Forensic accounting is the specialty practice area of accountancy that describes engagements that result from actual or anticipated disputes or litigation. "Forensic" means "suitable for use in a court of law", and it is to that standard and potential outcome that forensic accountants generally have to work. Forensic accountants, also referred to as forensic auditors or investigative auditors, often have to give expert evidence at the eventual trial. All of the larger accounting firms, as well as many medium-sized and boutique firms, have specialist forensic accounting departments. Within these groups, there may be further sub-specializations: some forensic accountants may, for example, just specialize in insurance claims, personal injury claims, fraud, construction,or royalty audits.
Engagements relating to civil disputes may fall into several categories: calculating and quantifying losses and economic damages, whether suffered throughtort or breach of contract; disagreements relating to company acquisitions—perhaps earn outs or breaches of warranties; and business valuation. Forensic accountants often assist in professional negligence claims where they are assessing and commenting on the work of other professionals.

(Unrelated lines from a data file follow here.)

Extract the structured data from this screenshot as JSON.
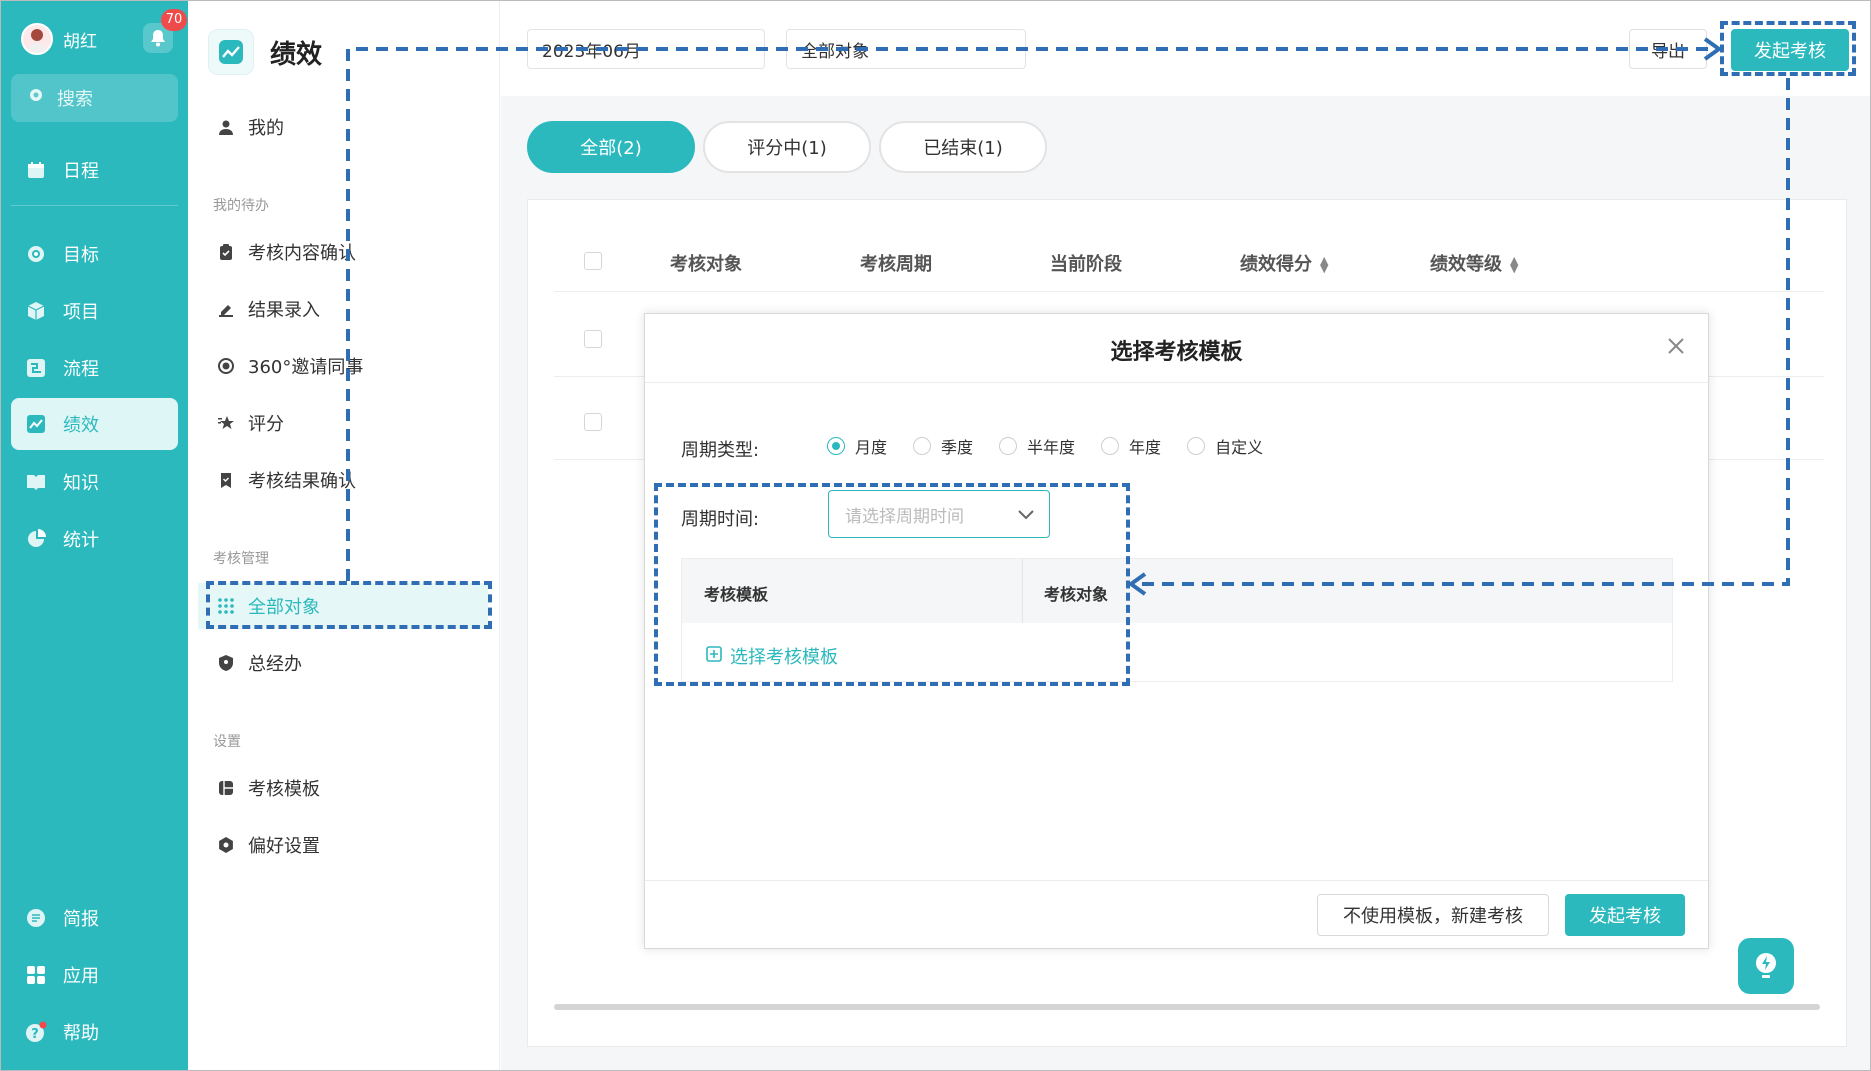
{
  "user": {
    "name": "胡红",
    "notifications": "70"
  },
  "nav": {
    "search": "搜索",
    "items": [
      {
        "label": "日程",
        "icon": "calendar-icon"
      },
      {
        "label": "目标",
        "icon": "target-icon"
      },
      {
        "label": "项目",
        "icon": "cube-icon"
      },
      {
        "label": "流程",
        "icon": "flow-icon"
      },
      {
        "label": "绩效",
        "icon": "chart-icon",
        "active": true
      },
      {
        "label": "知识",
        "icon": "book-icon"
      },
      {
        "label": "统计",
        "icon": "pie-icon"
      },
      {
        "label": "简报",
        "icon": "report-icon"
      },
      {
        "label": "应用",
        "icon": "grid-icon"
      },
      {
        "label": "帮助",
        "icon": "help-icon"
      }
    ]
  },
  "side": {
    "title": "绩效",
    "my": "我的",
    "group_todo": "我的待办",
    "todo_items": [
      "考核内容确认",
      "结果录入",
      "360°邀请同事",
      "评分",
      "考核结果确认"
    ],
    "group_manage": "考核管理",
    "manage_items": [
      "全部对象",
      "总经办"
    ],
    "group_settings": "设置",
    "settings_items": [
      "考核模板",
      "偏好设置"
    ]
  },
  "topbar": {
    "month": "2023年06月",
    "target": "全部对象",
    "export": "导出",
    "launch": "发起考核"
  },
  "tabs": [
    {
      "label": "全部(2)",
      "active": true
    },
    {
      "label": "评分中(1)"
    },
    {
      "label": "已结束(1)"
    }
  ],
  "table": {
    "headers": [
      "考核对象",
      "考核周期",
      "当前阶段",
      "绩效得分",
      "绩效等级"
    ]
  },
  "modal": {
    "title": "选择考核模板",
    "period_type_label": "周期类型:",
    "period_types": [
      "月度",
      "季度",
      "半年度",
      "年度",
      "自定义"
    ],
    "period_time_label": "周期时间:",
    "period_time_placeholder": "请选择周期时间",
    "tpl_col_template": "考核模板",
    "tpl_col_target": "考核对象",
    "select_template": "选择考核模板",
    "no_template_button": "不使用模板，新建考核",
    "launch_button": "发起考核"
  },
  "colors": {
    "accent": "#2bb9be",
    "annotation": "#2f6db5"
  }
}
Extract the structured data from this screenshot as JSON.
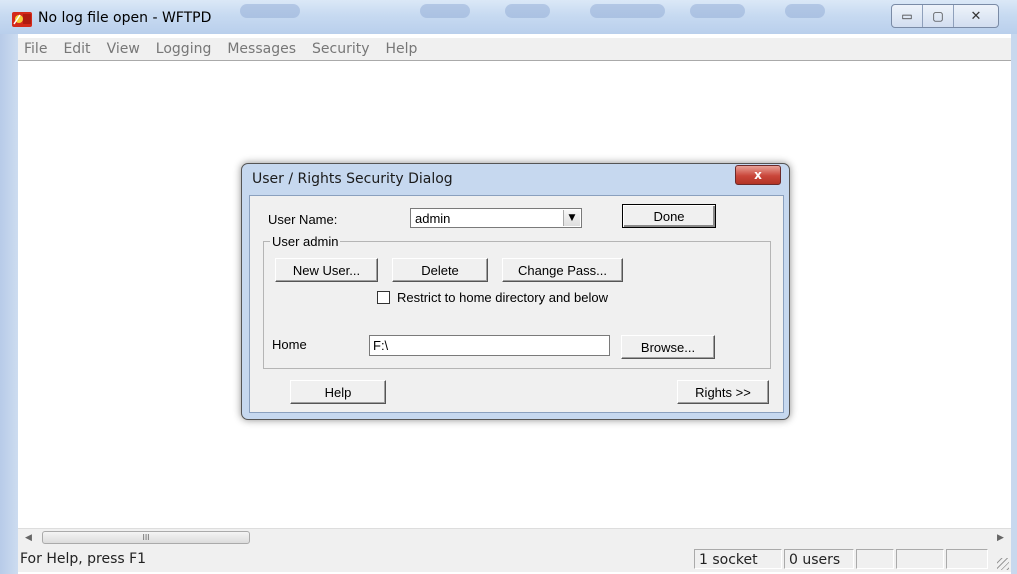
{
  "window": {
    "title": "No log file open - WFTPD"
  },
  "menu": [
    "File",
    "Edit",
    "View",
    "Logging",
    "Messages",
    "Security",
    "Help"
  ],
  "dialog": {
    "title": "User / Rights Security Dialog",
    "close_label": "x",
    "user_name_label": "User Name:",
    "user_name_value": "admin",
    "done_label": "Done",
    "group_label": "User admin",
    "new_user_label": "New User...",
    "delete_label": "Delete",
    "change_pass_label": "Change Pass...",
    "restrict_label": "Restrict to home directory and below",
    "restrict_checked": false,
    "home_label": "Home",
    "home_value": "F:\\",
    "browse_label": "Browse...",
    "help_label": "Help",
    "rights_label": "Rights >>"
  },
  "scrollbar": {
    "thumb_glyph": "III"
  },
  "status": {
    "help_text": "For Help, press F1",
    "sockets": "1 socket",
    "users": "0 users"
  }
}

Forensic accountants are also engaged in marital and family law of analyzing lifestyle for spousal support purposes, determining income available for child support and equitable distribution.
Engagements relating to criminal matters typically arise in the aftermath of fraud. They frequently involve the assessment of accounting systems and accounts presentation—in essence assessing if the numbers reflect reality.

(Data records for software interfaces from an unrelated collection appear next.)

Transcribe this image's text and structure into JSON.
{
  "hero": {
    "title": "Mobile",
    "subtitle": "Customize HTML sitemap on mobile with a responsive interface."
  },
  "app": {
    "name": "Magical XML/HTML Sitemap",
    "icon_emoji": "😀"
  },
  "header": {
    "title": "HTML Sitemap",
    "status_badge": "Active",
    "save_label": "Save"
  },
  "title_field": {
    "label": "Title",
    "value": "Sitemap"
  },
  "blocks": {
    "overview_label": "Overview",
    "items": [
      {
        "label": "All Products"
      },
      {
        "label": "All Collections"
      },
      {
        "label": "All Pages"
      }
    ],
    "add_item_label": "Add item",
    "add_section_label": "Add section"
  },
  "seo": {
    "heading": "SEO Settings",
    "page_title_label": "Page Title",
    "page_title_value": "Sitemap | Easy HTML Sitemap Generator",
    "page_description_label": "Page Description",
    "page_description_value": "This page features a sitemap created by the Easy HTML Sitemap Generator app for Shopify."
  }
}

Some forensic accountants specialize in forensic analytics which is the procurement and analysis of electronic data to reconstruct, detect, or otherwise support a claim of financial fraud. The main steps in forensic analytics are (a) data collection, (b) data preparation, (c) data analysis, and (d) reporting. For example, forensic analytics may be used to review an employee's purchasing card activity to assess whether any of the purchases were diverted or divertible for personal use.
Main article: Forensic accountant
Forensic accountants may be involved in recovering proceeds of crime and in relation to confiscation proceedings concerning actual or assumed proceeds of crime or money laundering. In the United Kingdom, relevant legislation is contained in the Proceeds of Crime Act 2002. In India there is a separate breed of forensic accountants called Certified Forensic Accounting Professionals. Some forensic accountants are also Certified Forensic Accounting Professionals,Certified Fraud Examiners, Certified Public Accountants, Chartered Accountants or ACCAs.
Forensic accountants utilize an understanding of business information and financial reporting systems, accounting and auditing standards and procedures,evidence gathering and investigative techniques, and litigation processes and procedures to perform their work. Forensic accountants are also increasingly playing more proactive risk reduction roles by designing and performing extended procedures as part of the statutory audit, acting as advisers to audit committees, fraud deterrence engagements, and assisting in investment analyst research.
"While Forensic Accountants ("FAs") usually do not provide opinions, the work performed and reports issued will often provide answers to the how, where, what, why and who. The FAs have and are continuing to evolve in terms of utilizing technology to assist in engagements to identify anomalies and inconsistencies. It is important to remember that it is not the Forensic Accountants that determine fraud, but instead the court." (David Malamed, Forensic Accountant, Toronto Ontario.)